Religion Today Summaries - Nov. 7, 2006

Compiled & Edited by Crosswalk Editorial Staff

Religion Today Summaries - Nov. 7, 2006

Daily briefs of the top news stories impacting Christians around the world.
In today's edition:

  • Megachurch Members Accept Haggard's Plea for Forgiveness
  • Amnesty International: Gospel Singer Released in Eritrea
  • Arrests of Christians Continue in Karnataka, India
  • Kids Across the U.S. Join Effort to Help Operation Christmas Child

Megachurch Members Accept Haggard's Plea for Forgiveness

The Christian Post reports that members of the New Life Church in Colorado Springs were brought to tears this past weekend by the Rev. Ted Haggard's confessions of "sexual immorality." The church then accepted his plea for forgiveness. Haggard apologized Sunday through a letter read from the pulpit of the 14,000-member church he founded. Some wiped away tears and embraced each other as they heard the letter read by a member of the board that fired him a day earlier. "The fact is I am guilty of sexual immorality. And I take responsibility for the entire problem," Haggard wrote. "I am a deceiver and a liar. There's a part of my life that is so repulsive and dark that I have been warring against it for all of my adult life." Haggard, 50, resigned last week as president of the National Association of Evangelicals after a male escort claimed to have had sensual involvement with him involving drugs. New Life's Overseer Board fired Haggard Saturday. In his letter, Haggard said "the accusations that have been leveled against me are not all true, but enough of them are true that I have been appropriately and lovingly removed from the ministry." He did not specify which accusations were true.

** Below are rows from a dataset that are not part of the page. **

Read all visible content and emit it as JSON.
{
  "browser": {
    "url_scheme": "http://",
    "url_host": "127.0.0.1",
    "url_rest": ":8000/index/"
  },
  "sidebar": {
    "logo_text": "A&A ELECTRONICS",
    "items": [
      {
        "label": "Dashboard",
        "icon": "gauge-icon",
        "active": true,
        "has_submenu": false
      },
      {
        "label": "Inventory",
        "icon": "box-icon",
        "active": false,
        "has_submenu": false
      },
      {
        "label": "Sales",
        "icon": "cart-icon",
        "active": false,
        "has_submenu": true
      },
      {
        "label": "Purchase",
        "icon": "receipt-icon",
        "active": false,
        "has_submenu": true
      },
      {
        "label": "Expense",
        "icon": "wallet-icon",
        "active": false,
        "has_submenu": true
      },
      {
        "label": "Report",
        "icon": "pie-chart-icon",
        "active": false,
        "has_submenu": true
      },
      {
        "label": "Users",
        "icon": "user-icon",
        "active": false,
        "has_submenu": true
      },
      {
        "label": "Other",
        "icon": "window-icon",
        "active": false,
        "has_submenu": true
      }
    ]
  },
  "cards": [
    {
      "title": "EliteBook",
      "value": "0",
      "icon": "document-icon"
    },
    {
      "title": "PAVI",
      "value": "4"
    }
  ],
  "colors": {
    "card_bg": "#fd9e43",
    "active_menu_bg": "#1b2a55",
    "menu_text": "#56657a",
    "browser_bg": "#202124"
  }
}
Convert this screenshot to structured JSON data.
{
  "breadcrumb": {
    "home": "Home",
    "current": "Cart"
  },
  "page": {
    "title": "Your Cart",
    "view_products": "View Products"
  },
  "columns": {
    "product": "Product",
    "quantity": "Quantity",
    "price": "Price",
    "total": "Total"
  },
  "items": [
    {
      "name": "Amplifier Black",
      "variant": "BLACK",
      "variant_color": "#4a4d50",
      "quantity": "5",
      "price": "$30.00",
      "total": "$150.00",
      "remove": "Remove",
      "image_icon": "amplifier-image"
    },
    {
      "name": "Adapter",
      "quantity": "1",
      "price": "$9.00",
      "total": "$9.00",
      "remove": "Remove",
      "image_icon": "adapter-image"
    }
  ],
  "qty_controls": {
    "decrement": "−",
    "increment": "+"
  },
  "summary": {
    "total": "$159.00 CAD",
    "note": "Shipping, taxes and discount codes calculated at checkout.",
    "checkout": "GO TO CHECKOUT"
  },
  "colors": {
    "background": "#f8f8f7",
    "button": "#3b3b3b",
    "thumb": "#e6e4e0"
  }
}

Amnesty International: Gospel Singer Released in Eritrea

Amnesty International says gospel singer Helen Berhane, who belonged to a banned evangelical church in Eritrea, has been released after more than two years in detention, most of it "in inhuman and degrading conditions inside a metal shipping container." AgapePress reports that the human rights group says Eritrean "authorities reportedly tortured her many times" in an unsuccessful effort to make her recant her faith. It adds that injuries to Berhane's feet and legs from beatings have left her confined to a wheelchair. Amnesty International says Berhane is among 2,000 evangelicals arrested in Eritrea, which allows only Islam, Catholicism, Orthodox Christianity and Lutheran Christianity. The U.S. State Department lists Eritrea among the world's worst violators of religious rights.

Arrests of Christians Continue in Karnataka, India

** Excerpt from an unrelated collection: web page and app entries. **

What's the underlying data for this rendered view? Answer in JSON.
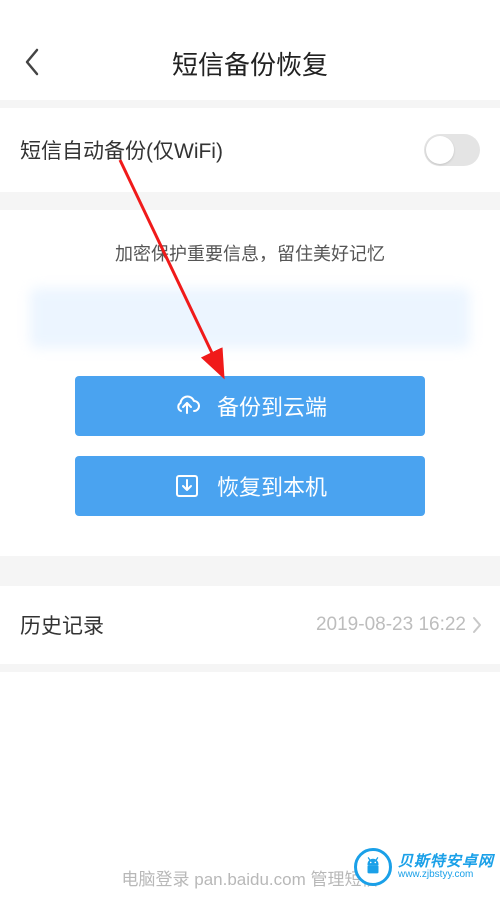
{
  "header": {
    "title": "短信备份恢复"
  },
  "autoBackup": {
    "label": "短信自动备份(仅WiFi)",
    "enabled": false
  },
  "promo": {
    "text": "加密保护重要信息，留住美好记忆"
  },
  "buttons": {
    "backup": "备份到云端",
    "restore": "恢复到本机"
  },
  "history": {
    "label": "历史记录",
    "timestamp": "2019-08-23 16:22"
  },
  "footer": {
    "tip": "电脑登录 pan.baidu.com 管理短信"
  },
  "watermark": {
    "line1": "贝斯特安卓网",
    "line2": "www.zjbstyy.com"
  },
  "colors": {
    "primaryBlue": "#4aa3f0",
    "watermarkBlue": "#1aa0e8",
    "annotationRed": "#f01a1a"
  }
}
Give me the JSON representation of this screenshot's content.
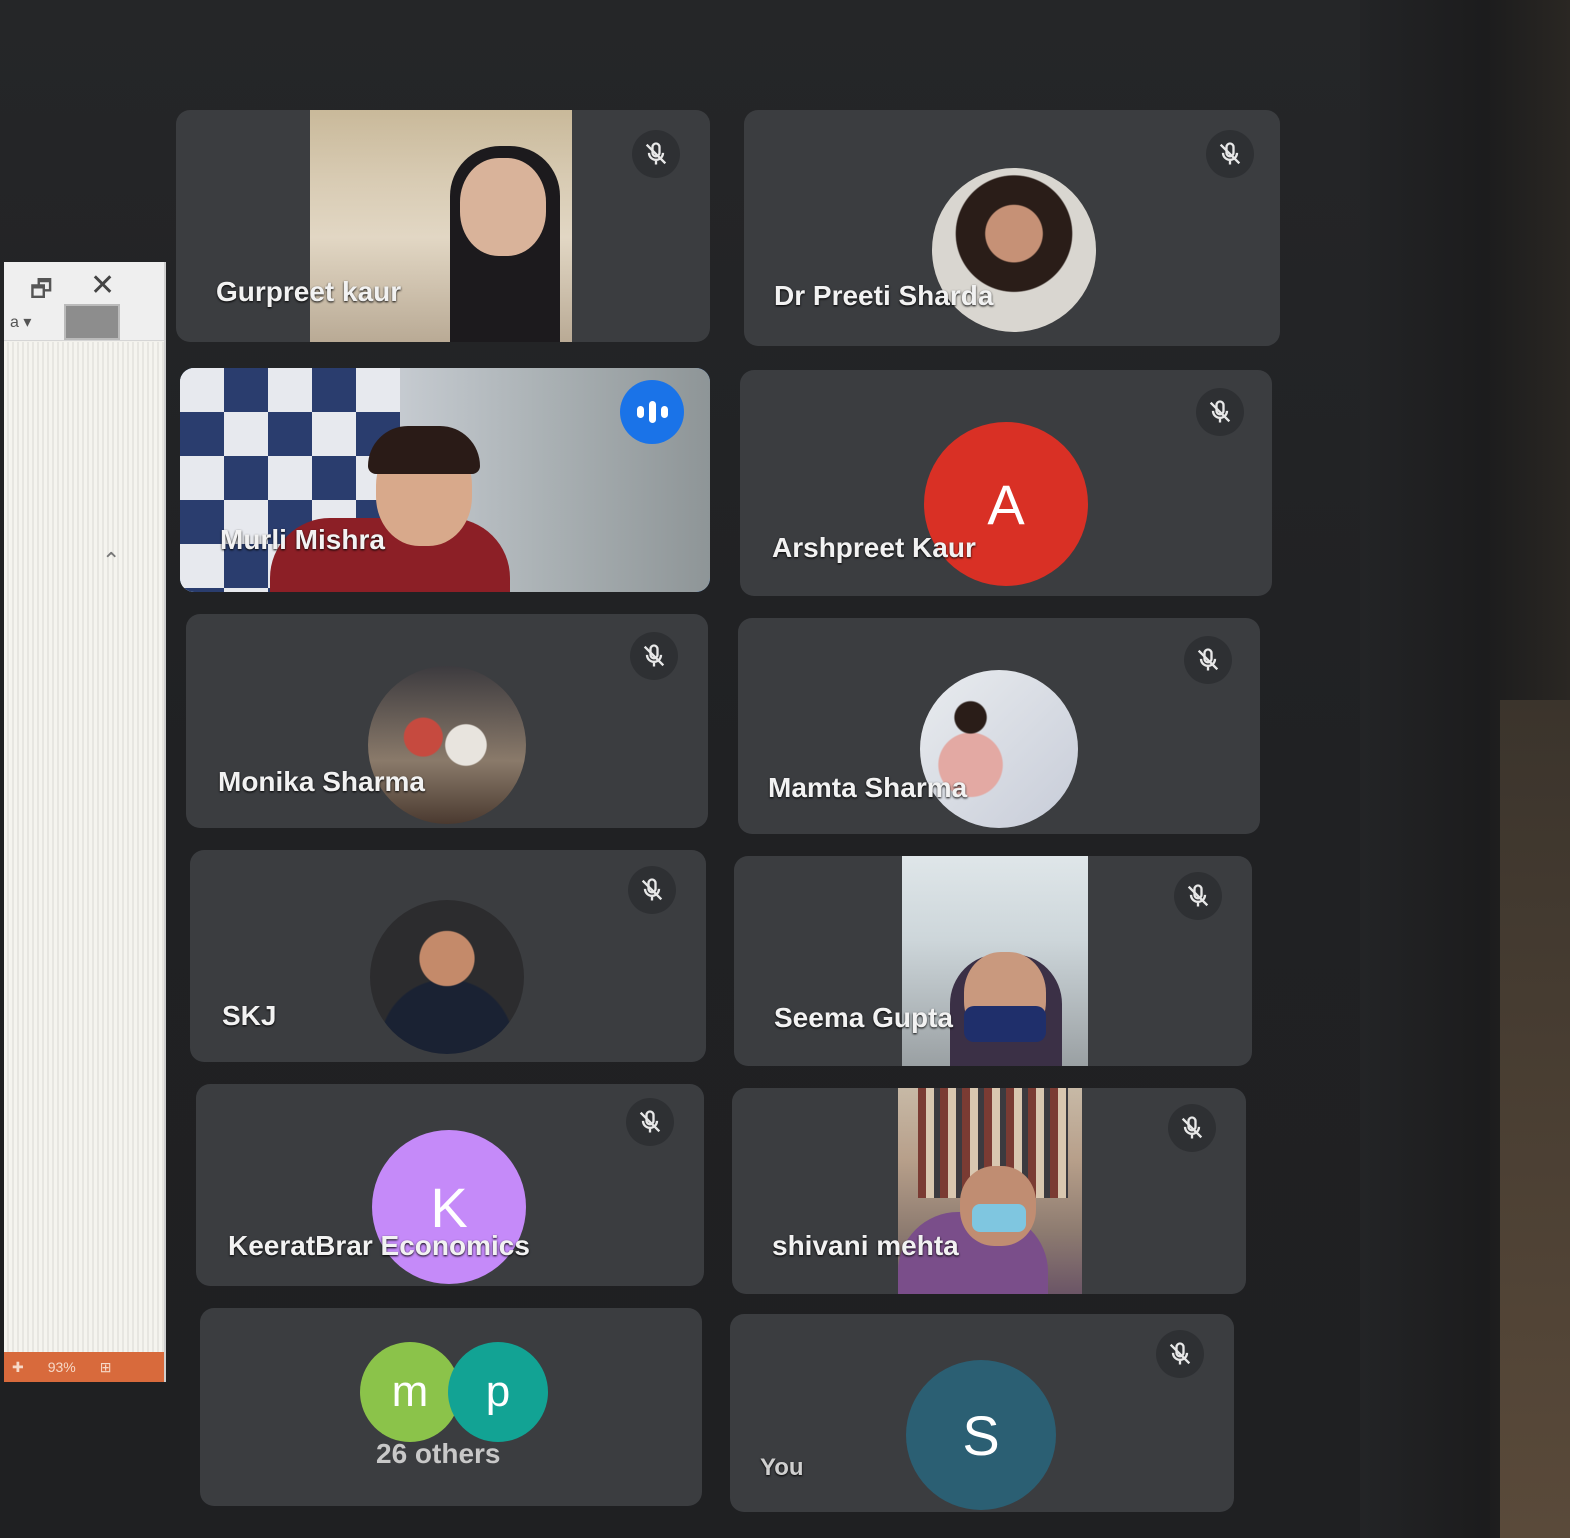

Compass Direct News reports police in the southern state of Karnataka have arrested four more Christians on charges leveled by Hindu extremists. On October 27, police in Udupi district arrested four Christian youths, including three girls, for forcibly converting Hindus. According to Dajiworld News Network, the Christians, identified only as Robin, Karen, Asha and Flavin, are from the Mabukal area near Brahmavar. Police made the arrests after Girish Kundapur, the leader of a Hindu extremist organization, filed a complaint alleging they were “visiting the houses of Hindus and misleading the people.”

Kids Across the U.S. Join Effort to Help Operation Christmas Child

A massive volunteer effort is now underway as kids nationwide pack millions of gift-filled shoe boxes - helping to bring joy to struggling children overseas who may be opening the first gifts they have ever received. Through the power of this simple gift, Operation Christmas Child, the world's largest Christmas project, wants to share that feeling of joy with a record number of hurting kids - 8 million in some 90 countries. "It's a little symbol of hope that touches the lives of so many people - bringing joy to hurting children in other parts of the world while also giving kids here in the United States a wonderful opportunity to learn about generosity and compassion," said Franklin Graham, president and CEO of Samaritan's Purse. OCC's national collection week is Nov. 13-20, during which more than 8 million gift-filled shoe boxes will be collected at drop-off locations across the United States and in 10 other countries. The shoe boxes are filled with carefully-chosen gifts including toys, school supplies, necessity items, and hand-written notes of encouragement. These simple gifts help bring hope to children who are suffering from natural disaster, war, terrorism, disease, poverty, and famine. For more information on how to participate in Operation Christmas Child, call (800) 353-5949 or visit National Collection Week is Nov. 13-20; however, shoe box gifts are collected all year.